Start of INPUT MATERIAL

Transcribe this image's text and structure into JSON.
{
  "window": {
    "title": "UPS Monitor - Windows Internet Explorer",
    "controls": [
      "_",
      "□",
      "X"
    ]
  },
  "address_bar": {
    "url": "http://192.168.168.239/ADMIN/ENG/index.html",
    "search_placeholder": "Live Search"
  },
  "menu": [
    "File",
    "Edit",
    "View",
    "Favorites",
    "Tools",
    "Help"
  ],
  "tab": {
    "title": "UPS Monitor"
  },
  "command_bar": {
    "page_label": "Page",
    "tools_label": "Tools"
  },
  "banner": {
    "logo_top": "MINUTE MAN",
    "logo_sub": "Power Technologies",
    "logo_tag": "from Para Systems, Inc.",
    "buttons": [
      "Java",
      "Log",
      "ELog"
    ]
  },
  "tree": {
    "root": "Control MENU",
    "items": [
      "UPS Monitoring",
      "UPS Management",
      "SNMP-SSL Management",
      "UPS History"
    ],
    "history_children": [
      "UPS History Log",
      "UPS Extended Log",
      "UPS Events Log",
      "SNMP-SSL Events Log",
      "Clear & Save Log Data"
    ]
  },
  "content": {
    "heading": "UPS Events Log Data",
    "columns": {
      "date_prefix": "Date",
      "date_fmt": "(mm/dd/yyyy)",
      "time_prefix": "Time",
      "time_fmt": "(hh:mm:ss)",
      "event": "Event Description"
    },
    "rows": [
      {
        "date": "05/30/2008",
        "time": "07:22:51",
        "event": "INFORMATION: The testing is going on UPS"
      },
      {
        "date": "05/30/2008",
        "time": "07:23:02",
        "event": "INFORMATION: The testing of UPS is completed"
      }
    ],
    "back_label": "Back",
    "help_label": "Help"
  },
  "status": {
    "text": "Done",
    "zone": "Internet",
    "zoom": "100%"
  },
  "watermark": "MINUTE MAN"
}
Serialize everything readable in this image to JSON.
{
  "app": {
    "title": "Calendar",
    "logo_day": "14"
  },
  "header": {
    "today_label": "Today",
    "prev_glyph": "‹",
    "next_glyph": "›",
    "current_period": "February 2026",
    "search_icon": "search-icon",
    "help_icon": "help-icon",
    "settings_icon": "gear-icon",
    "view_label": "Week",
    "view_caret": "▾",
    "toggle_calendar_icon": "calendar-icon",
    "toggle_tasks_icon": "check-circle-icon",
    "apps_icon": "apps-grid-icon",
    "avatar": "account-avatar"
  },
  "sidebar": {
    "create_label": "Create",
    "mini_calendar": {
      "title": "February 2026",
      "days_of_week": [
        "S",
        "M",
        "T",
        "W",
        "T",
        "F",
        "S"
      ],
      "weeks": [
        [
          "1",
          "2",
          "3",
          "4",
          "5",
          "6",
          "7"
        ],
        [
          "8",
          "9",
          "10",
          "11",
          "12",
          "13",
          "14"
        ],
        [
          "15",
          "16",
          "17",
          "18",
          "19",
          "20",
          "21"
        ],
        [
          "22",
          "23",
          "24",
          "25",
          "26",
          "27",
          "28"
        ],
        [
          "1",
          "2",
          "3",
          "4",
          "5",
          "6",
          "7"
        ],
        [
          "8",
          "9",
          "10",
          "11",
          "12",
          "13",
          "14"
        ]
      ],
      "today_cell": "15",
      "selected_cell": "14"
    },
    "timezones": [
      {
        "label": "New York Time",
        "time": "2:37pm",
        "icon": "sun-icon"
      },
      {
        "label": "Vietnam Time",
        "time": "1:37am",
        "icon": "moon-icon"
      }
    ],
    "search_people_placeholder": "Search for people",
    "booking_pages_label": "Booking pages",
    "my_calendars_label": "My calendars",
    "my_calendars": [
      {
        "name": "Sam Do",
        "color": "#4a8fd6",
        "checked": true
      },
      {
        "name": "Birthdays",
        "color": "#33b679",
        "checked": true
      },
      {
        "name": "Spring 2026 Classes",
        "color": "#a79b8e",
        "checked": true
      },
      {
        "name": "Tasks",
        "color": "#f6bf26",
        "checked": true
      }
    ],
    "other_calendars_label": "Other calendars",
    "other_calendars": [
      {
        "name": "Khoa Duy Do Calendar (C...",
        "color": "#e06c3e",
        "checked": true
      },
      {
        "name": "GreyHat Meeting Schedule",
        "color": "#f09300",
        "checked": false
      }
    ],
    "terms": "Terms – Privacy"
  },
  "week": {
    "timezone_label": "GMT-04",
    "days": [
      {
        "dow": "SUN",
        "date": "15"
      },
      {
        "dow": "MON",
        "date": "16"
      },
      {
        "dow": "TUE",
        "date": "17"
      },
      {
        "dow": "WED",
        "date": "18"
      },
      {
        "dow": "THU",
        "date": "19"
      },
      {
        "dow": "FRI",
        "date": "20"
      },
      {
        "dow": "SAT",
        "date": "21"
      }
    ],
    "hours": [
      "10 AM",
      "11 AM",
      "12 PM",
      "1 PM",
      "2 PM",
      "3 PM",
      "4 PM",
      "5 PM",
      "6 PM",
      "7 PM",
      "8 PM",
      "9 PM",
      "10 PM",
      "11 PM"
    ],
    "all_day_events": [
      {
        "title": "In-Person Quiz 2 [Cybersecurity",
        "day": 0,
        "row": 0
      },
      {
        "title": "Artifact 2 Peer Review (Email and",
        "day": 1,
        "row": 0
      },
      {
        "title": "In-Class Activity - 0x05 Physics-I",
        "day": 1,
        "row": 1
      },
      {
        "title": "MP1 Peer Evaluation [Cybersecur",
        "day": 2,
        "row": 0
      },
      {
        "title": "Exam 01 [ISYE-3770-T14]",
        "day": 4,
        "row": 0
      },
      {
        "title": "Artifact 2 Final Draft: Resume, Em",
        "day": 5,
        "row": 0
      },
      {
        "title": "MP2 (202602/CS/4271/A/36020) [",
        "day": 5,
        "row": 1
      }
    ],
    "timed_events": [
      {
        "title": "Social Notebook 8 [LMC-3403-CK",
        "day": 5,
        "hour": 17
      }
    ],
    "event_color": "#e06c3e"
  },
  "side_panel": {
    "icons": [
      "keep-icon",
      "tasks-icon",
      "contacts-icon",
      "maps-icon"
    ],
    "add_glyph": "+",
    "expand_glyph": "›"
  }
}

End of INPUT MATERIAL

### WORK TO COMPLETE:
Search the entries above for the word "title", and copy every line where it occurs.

### RESPONSE TO THE TASK:
    "title": "UPS Monitor - Windows Internet Explorer",
    "title": "UPS Monitor"
    "title": "Calendar",
      "title": "February 2026",
        "title": "In-Person Quiz 2 [Cybersecurity",
        "title": "Artifact 2 Peer Review (Email and",
        "title": "In-Class Activity - 0x05 Physics-I",
        "title": "MP1 Peer Evaluation [Cybersecur",
        "title": "Exam 01 [ISYE-3770-T14]",
        "title": "Artifact 2 Final Draft: Resume, Em",
        "title": "MP2 (202602/CS/4271/A/36020) [",
        "title": "Social Notebook 8 [LMC-3403-CK",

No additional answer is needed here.